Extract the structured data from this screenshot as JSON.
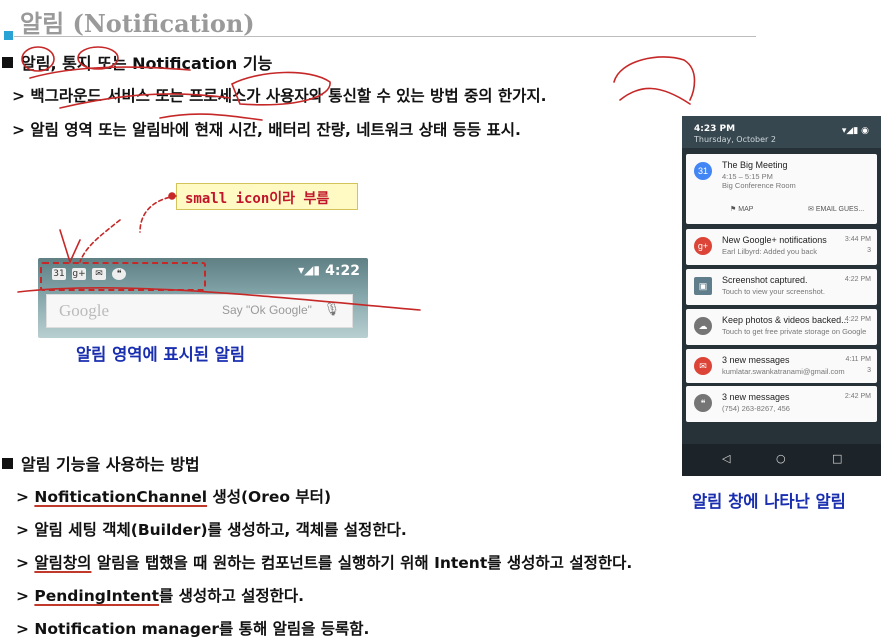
{
  "title": "알림 (Notification)",
  "section1": {
    "heading_parts": [
      "알림",
      ", ",
      "통지",
      " 또는 Notification 기능"
    ],
    "items": [
      "> 백그라운드 서비스 또는 프로세스가 사용자와 통신할 수 있는 방법 중의 한가지.",
      "> 알림 영역 또는 알림바에 현재 시간, 배터리 잔량, 네트워크 상태 등등 표시."
    ]
  },
  "callout": "small icon이라 부름",
  "statusbar": {
    "time": "4:22",
    "google_logo": "Google",
    "say_ok": "Say \"Ok Google\"",
    "icons": [
      "31",
      "g+",
      "mail",
      "hangouts"
    ]
  },
  "caption_left": "알림 영역에 표시된 알림",
  "caption_right": "알림 창에 나타난 알림",
  "phone": {
    "time": "4:23 PM",
    "date": "Thursday, October 2",
    "notifications": [
      {
        "title": "The Big Meeting",
        "line1": "4:15 – 5:15 PM",
        "line2": "Big Conference Room",
        "time": "",
        "count": "",
        "color": "#4285f4",
        "glyph": "31",
        "actions": [
          "MAP",
          "EMAIL GUES..."
        ]
      },
      {
        "title": "New Google+ notifications",
        "line1": "Earl Lilbyrd: Added you back",
        "time": "3:44 PM",
        "count": "3",
        "color": "#db4437",
        "glyph": "g+"
      },
      {
        "title": "Screenshot captured.",
        "line1": "Touch to view your screenshot.",
        "time": "4:22 PM",
        "count": "",
        "color": "#607d8b",
        "glyph": "▣"
      },
      {
        "title": "Keep photos & videos backed...",
        "line1": "Touch to get free private storage on Google",
        "time": "4:22 PM",
        "count": "",
        "color": "#757575",
        "glyph": "☁"
      },
      {
        "title": "3 new messages",
        "line1": "kumlatar.swankatranami@gmail.com",
        "time": "4:11 PM",
        "count": "3",
        "color": "#db4437",
        "glyph": "✉"
      },
      {
        "title": "3 new messages",
        "line1": "(754) 263-8267, 456",
        "time": "2:42 PM",
        "count": "",
        "color": "#757575",
        "glyph": "❝"
      }
    ],
    "nav": [
      "◁",
      "○",
      "□"
    ]
  },
  "section2": {
    "heading": "알림 기능을 사용하는 방법",
    "items": [
      {
        "prefix": "> ",
        "underlined": "NofiticationChannel",
        "rest": " 생성(Oreo 부터)"
      },
      {
        "prefix": "> ",
        "underlined": "",
        "rest": "알림 세팅 객체(Builder)를 생성하고, 객체를 설정한다."
      },
      {
        "prefix": "> ",
        "underlined": "알림창의",
        "rest": " 알림을 탭했을 때 원하는 컴포넌트를 실행하기 위해 Intent를 생성하고 설정한다."
      },
      {
        "prefix": "> ",
        "underlined": "PendingIntent",
        "rest": "를 생성하고 설정한다."
      },
      {
        "prefix": "> ",
        "underlined": "",
        "rest": "Notification manager를 통해 알림을 등록함."
      }
    ]
  },
  "colors": {
    "accent": "#29a3d6",
    "annotation": "#c62828",
    "caption": "#1a2fb0"
  }
}
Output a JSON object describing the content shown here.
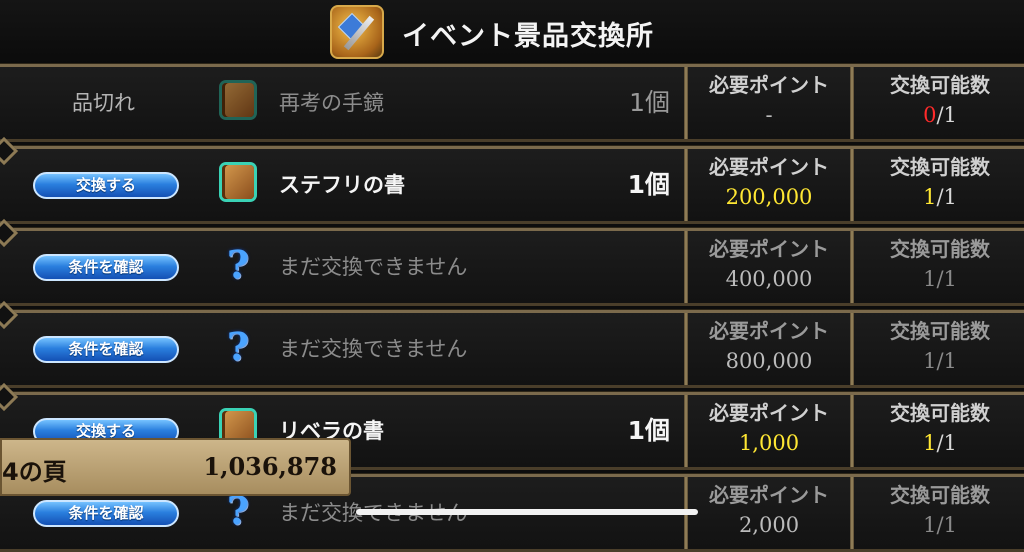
{
  "header": {
    "title": "イベント景品交換所"
  },
  "columns": {
    "points_label": "必要ポイント",
    "limit_label": "交換可能数"
  },
  "rows": [
    {
      "status": "品切れ",
      "icon": "book-icon",
      "name": "再考の手鏡",
      "qty": "1個",
      "points": "-",
      "limit_used": "0",
      "limit_total": "/1"
    },
    {
      "button": "交換する",
      "icon": "book-icon",
      "name": "ステフリの書",
      "qty": "1個",
      "points": "200,000",
      "limit_used": "1",
      "limit_total": "/1"
    },
    {
      "button": "条件を確認",
      "icon": "question-icon",
      "name": "まだ交換できません",
      "points": "400,000",
      "limit": "1/1"
    },
    {
      "button": "条件を確認",
      "icon": "question-icon",
      "name": "まだ交換できません",
      "points": "800,000",
      "limit": "1/1"
    },
    {
      "button": "交換する",
      "icon": "book-icon",
      "name": "リベラの書",
      "qty": "1個",
      "points": "1,000",
      "limit_used": "1",
      "limit_total": "/1"
    },
    {
      "button": "条件を確認",
      "icon": "question-icon",
      "name": "まだ交換できません",
      "points": "2,000",
      "limit": "1/1"
    }
  ],
  "overlay": {
    "label": "4の頁",
    "value": "1,036,878"
  },
  "colors": {
    "yellow": "#ffe733",
    "red": "#ff2a2a",
    "button_blue": "#2a7fde",
    "gold_border": "#7b6a4c"
  }
}
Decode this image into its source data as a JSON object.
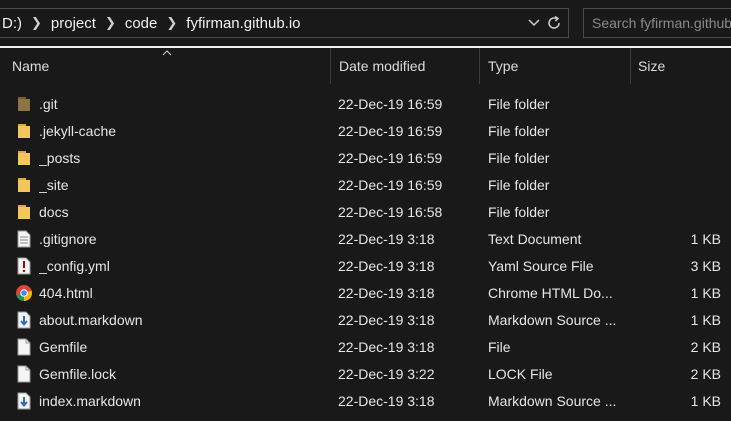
{
  "address": {
    "crumbs": [
      "D:)",
      "project",
      "code",
      "fyfirman.github.io"
    ]
  },
  "search": {
    "placeholder": "Search fyfirman.github.io"
  },
  "columns": {
    "name": "Name",
    "date": "Date modified",
    "type": "Type",
    "size": "Size"
  },
  "colors": {
    "folder": "#f3c75b",
    "background": "#191919",
    "text": "#e6e6e6"
  },
  "files": [
    {
      "name": ".git",
      "date": "22-Dec-19 16:59",
      "type": "File folder",
      "size": "",
      "icon": "folder-dim-icon"
    },
    {
      "name": ".jekyll-cache",
      "date": "22-Dec-19 16:59",
      "type": "File folder",
      "size": "",
      "icon": "folder-icon"
    },
    {
      "name": "_posts",
      "date": "22-Dec-19 16:59",
      "type": "File folder",
      "size": "",
      "icon": "folder-icon"
    },
    {
      "name": "_site",
      "date": "22-Dec-19 16:59",
      "type": "File folder",
      "size": "",
      "icon": "folder-icon"
    },
    {
      "name": "docs",
      "date": "22-Dec-19 16:58",
      "type": "File folder",
      "size": "",
      "icon": "folder-icon"
    },
    {
      "name": ".gitignore",
      "date": "22-Dec-19 3:18",
      "type": "Text Document",
      "size": "1 KB",
      "icon": "text-file-icon"
    },
    {
      "name": "_config.yml",
      "date": "22-Dec-19 3:18",
      "type": "Yaml Source File",
      "size": "3 KB",
      "icon": "yaml-file-icon"
    },
    {
      "name": "404.html",
      "date": "22-Dec-19 3:18",
      "type": "Chrome HTML Do...",
      "size": "1 KB",
      "icon": "chrome-icon"
    },
    {
      "name": "about.markdown",
      "date": "22-Dec-19 3:18",
      "type": "Markdown Source ...",
      "size": "1 KB",
      "icon": "markdown-file-icon"
    },
    {
      "name": "Gemfile",
      "date": "22-Dec-19 3:18",
      "type": "File",
      "size": "2 KB",
      "icon": "blank-file-icon"
    },
    {
      "name": "Gemfile.lock",
      "date": "22-Dec-19 3:22",
      "type": "LOCK File",
      "size": "2 KB",
      "icon": "blank-file-icon"
    },
    {
      "name": "index.markdown",
      "date": "22-Dec-19 3:18",
      "type": "Markdown Source ...",
      "size": "1 KB",
      "icon": "markdown-file-icon"
    }
  ]
}
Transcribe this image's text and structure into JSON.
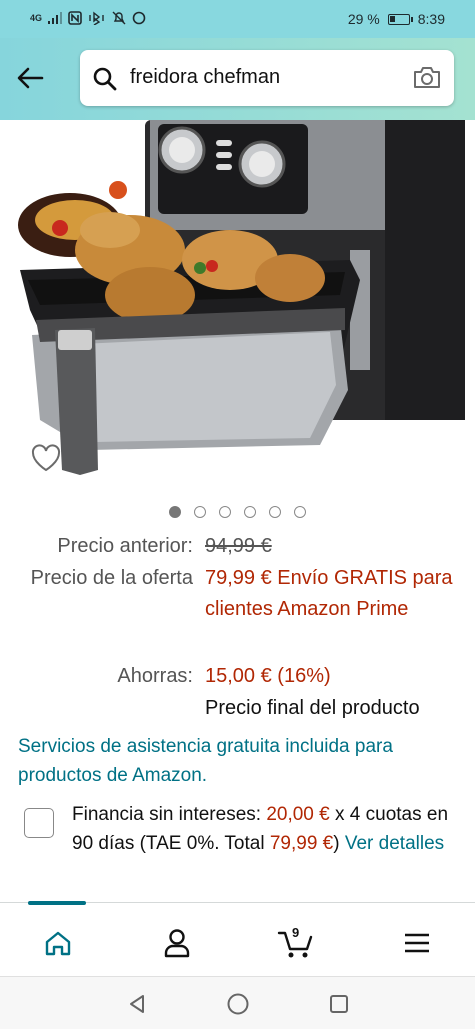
{
  "status": {
    "network": "4G",
    "battery_percent": "29 %",
    "battery_level": 0.29,
    "time": "8:39"
  },
  "search": {
    "query": "freidora chefman",
    "placeholder": ""
  },
  "carousel": {
    "total": 6,
    "active_index": 0
  },
  "price": {
    "previous_label": "Precio anterior:",
    "previous_value": "94,99 €",
    "offer_label": "Precio de la oferta",
    "offer_value": "79,99 €",
    "offer_shipping": " Envío GRATIS para clientes Amazon Prime",
    "savings_label": "Ahorras:",
    "savings_value": "15,00 € (16%)",
    "final_note": "Precio final del producto"
  },
  "services_text": "Servicios de asistencia gratuita incluida para productos de Amazon.",
  "financing": {
    "text_1": "Financia sin intereses: ",
    "amount": "20,00 €",
    "text_2": " x 4 cuotas en 90 días (TAE 0%. Total ",
    "total": "79,99 €",
    "text_3": ") ",
    "details_link": "Ver detalles"
  },
  "bottom_nav": {
    "cart_count": "9",
    "active_item": "home"
  },
  "colors": {
    "header_start": "#86d5dc",
    "header_end": "#a4e2d1",
    "price_red": "#b12704",
    "link_teal": "#007185"
  }
}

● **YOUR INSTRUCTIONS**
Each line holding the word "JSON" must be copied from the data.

● **ANSWER FOR THE TASK**
Extract the structured data from this screenshot as JSON.
Output a JSON object describing the content shown here.
Decode this image into its source data as a JSON object.
Transcribe this image's text and structure into JSON.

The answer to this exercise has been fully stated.